\left(\begin{array}{cc} 1 & 0 \\ 0 & 1 \\ 0 & 0 \\ \end{array}\right)
\left(\begin{array}{ccc} 1 & 0 & 0 \\ 0 & 1 & 0 \\ \end{array}\right)
=
\left(\begin{array}{ccc} 1 & 0 & 0 \\ 0 & 1 & 0 \\ 0 & 0 &
0 \\ \end{array}\right).
$$

For square matrices, it was proved in several ways for square matrices in the question:

If $AB = I$ then $BA = I$

Is there a general setting in algebra under which ab=e leads to ba=e where e is the identity?

Finiteness or finite-dimensionality or rigidities that follow from those, such as:

  • a Dedekind-finite set is not infinite
  • the double-dual $V^{**}$ being naturally isomorphic to $V$,
  • antipode^2=identity, and other fancier analogues (think here of phrases like rigid tensor categories with duals).

There is a duality between injective and surjective, or left and right, and you need some setting in which the transpose from one to the other is its own inverse.
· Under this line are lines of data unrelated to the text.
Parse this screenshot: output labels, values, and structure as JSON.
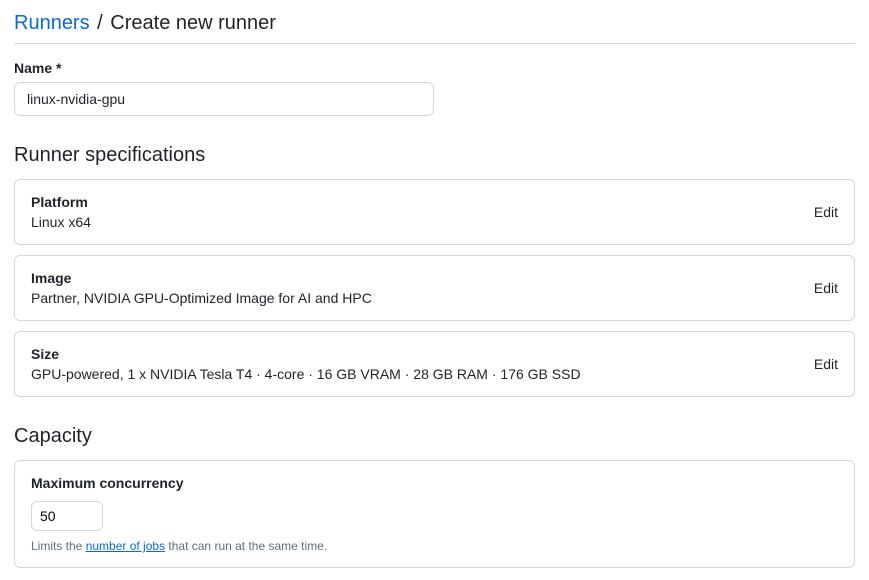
{
  "breadcrumb": {
    "parent": "Runners",
    "separator": "/",
    "current": "Create new runner"
  },
  "nameField": {
    "label": "Name *",
    "value": "linux-nvidia-gpu"
  },
  "specsSection": {
    "title": "Runner specifications",
    "items": [
      {
        "label": "Platform",
        "value": "Linux x64",
        "edit": "Edit"
      },
      {
        "label": "Image",
        "value": "Partner, NVIDIA GPU-Optimized Image for AI and HPC",
        "edit": "Edit"
      },
      {
        "label": "Size",
        "value": "GPU-powered, 1 x NVIDIA Tesla T4 · 4-core · 16 GB VRAM · 28 GB RAM · 176 GB SSD",
        "edit": "Edit"
      }
    ]
  },
  "capacitySection": {
    "title": "Capacity",
    "concurrency": {
      "label": "Maximum concurrency",
      "value": "50",
      "helpPrefix": "Limits the ",
      "helpLink": "number of jobs",
      "helpSuffix": " that can run at the same time."
    }
  }
}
The linear algebra result for finite matrices ultimately rests on the same principle for functions on finite sets, and on the dimension of a finite-dimensional vector space being well-defined (which is closely related to the cardinality of a finite set being well-defined).

For $A$ and $B$ square, $AB=I$ implies $(AB)^{-1} = B^{-1}A^{-1}=I$. Then multiply $B$ from the left side, $A$ from the right side. $BB^{-1}A^{-1}A=BIA$ implies $BA=I$.